:: Your instructions ::
The data below is to be output in full, unchanged.

(Element data from apps and pages)
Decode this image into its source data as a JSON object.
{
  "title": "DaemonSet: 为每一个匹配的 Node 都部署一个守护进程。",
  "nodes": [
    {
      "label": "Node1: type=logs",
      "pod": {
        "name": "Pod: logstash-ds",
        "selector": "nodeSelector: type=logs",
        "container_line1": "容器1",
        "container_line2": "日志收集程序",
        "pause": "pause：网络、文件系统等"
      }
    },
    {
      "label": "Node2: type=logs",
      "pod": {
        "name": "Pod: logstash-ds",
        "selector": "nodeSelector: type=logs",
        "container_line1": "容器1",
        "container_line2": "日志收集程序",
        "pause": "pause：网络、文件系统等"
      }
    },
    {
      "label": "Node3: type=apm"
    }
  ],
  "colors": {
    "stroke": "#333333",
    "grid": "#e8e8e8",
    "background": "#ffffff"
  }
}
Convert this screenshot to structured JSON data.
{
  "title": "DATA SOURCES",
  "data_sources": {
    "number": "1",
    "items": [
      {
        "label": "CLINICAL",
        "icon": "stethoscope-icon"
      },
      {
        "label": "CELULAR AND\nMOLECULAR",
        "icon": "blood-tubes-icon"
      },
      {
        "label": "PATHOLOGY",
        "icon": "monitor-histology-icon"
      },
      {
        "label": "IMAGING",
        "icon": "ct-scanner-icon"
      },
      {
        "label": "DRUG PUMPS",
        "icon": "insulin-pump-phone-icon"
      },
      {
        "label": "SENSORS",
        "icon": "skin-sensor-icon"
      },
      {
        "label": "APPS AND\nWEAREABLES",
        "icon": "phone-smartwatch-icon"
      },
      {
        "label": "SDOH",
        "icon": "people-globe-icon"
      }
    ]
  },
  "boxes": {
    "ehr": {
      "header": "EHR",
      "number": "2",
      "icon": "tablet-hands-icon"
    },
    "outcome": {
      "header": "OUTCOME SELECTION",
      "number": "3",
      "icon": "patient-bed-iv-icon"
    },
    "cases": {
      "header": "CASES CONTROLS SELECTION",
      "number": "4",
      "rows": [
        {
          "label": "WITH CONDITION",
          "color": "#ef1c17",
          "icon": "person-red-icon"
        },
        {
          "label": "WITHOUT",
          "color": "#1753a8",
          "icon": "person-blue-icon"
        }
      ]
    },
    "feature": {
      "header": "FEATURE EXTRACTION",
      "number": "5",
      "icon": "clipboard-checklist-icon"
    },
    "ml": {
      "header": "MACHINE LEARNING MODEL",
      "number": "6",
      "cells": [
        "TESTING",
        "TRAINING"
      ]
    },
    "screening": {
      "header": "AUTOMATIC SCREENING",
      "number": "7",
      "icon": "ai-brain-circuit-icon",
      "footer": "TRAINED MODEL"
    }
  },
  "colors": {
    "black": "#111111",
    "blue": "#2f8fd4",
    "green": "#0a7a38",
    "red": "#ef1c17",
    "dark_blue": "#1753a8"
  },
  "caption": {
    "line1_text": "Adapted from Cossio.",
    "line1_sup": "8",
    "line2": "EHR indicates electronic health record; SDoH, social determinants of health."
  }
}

:: Worked solution ::
Decode this image into its source data as a JSON object.
{
  "title": "DaemonSet: 为每一个匹配的 Node 都部署一个守护进程。",
  "nodes": [
    {
      "label": "Node1: type=logs",
      "pod": {
        "name": "Pod: logstash-ds",
        "selector": "nodeSelector: type=logs",
        "container_line1": "容器1",
        "container_line2": "日志收集程序",
        "pause": "pause：网络、文件系统等"
      }
    },
    {
      "label": "Node2: type=logs",
      "pod": {
        "name": "Pod: logstash-ds",
        "selector": "nodeSelector: type=logs",
        "container_line1": "容器1",
        "container_line2": "日志收集程序",
        "pause": "pause：网络、文件系统等"
      }
    },
    {
      "label": "Node3: type=apm"
    }
  ],
  "colors": {
    "stroke": "#333333",
    "grid": "#e8e8e8",
    "background": "#ffffff"
  }
}
Convert this screenshot to structured JSON data.
{
  "title": "DATA SOURCES",
  "data_sources": {
    "number": "1",
    "items": [
      {
        "label": "CLINICAL",
        "icon": "stethoscope-icon"
      },
      {
        "label": "CELULAR AND\nMOLECULAR",
        "icon": "blood-tubes-icon"
      },
      {
        "label": "PATHOLOGY",
        "icon": "monitor-histology-icon"
      },
      {
        "label": "IMAGING",
        "icon": "ct-scanner-icon"
      },
      {
        "label": "DRUG PUMPS",
        "icon": "insulin-pump-phone-icon"
      },
      {
        "label": "SENSORS",
        "icon": "skin-sensor-icon"
      },
      {
        "label": "APPS AND\nWEAREABLES",
        "icon": "phone-smartwatch-icon"
      },
      {
        "label": "SDOH",
        "icon": "people-globe-icon"
      }
    ]
  },
  "boxes": {
    "ehr": {
      "header": "EHR",
      "number": "2",
      "icon": "tablet-hands-icon"
    },
    "outcome": {
      "header": "OUTCOME SELECTION",
      "number": "3",
      "icon": "patient-bed-iv-icon"
    },
    "cases": {
      "header": "CASES CONTROLS SELECTION",
      "number": "4",
      "rows": [
        {
          "label": "WITH CONDITION",
          "color": "#ef1c17",
          "icon": "person-red-icon"
        },
        {
          "label": "WITHOUT",
          "color": "#1753a8",
          "icon": "person-blue-icon"
        }
      ]
    },
    "feature": {
      "header": "FEATURE EXTRACTION",
      "number": "5",
      "icon": "clipboard-checklist-icon"
    },
    "ml": {
      "header": "MACHINE LEARNING MODEL",
      "number": "6",
      "cells": [
        "TESTING",
        "TRAINING"
      ]
    },
    "screening": {
      "header": "AUTOMATIC SCREENING",
      "number": "7",
      "icon": "ai-brain-circuit-icon",
      "footer": "TRAINED MODEL"
    }
  },
  "colors": {
    "black": "#111111",
    "blue": "#2f8fd4",
    "green": "#0a7a38",
    "red": "#ef1c17",
    "dark_blue": "#1753a8"
  },
  "caption": {
    "line1_text": "Adapted from Cossio.",
    "line1_sup": "8",
    "line2": "EHR indicates electronic health record; SDoH, social determinants of health."
  }
}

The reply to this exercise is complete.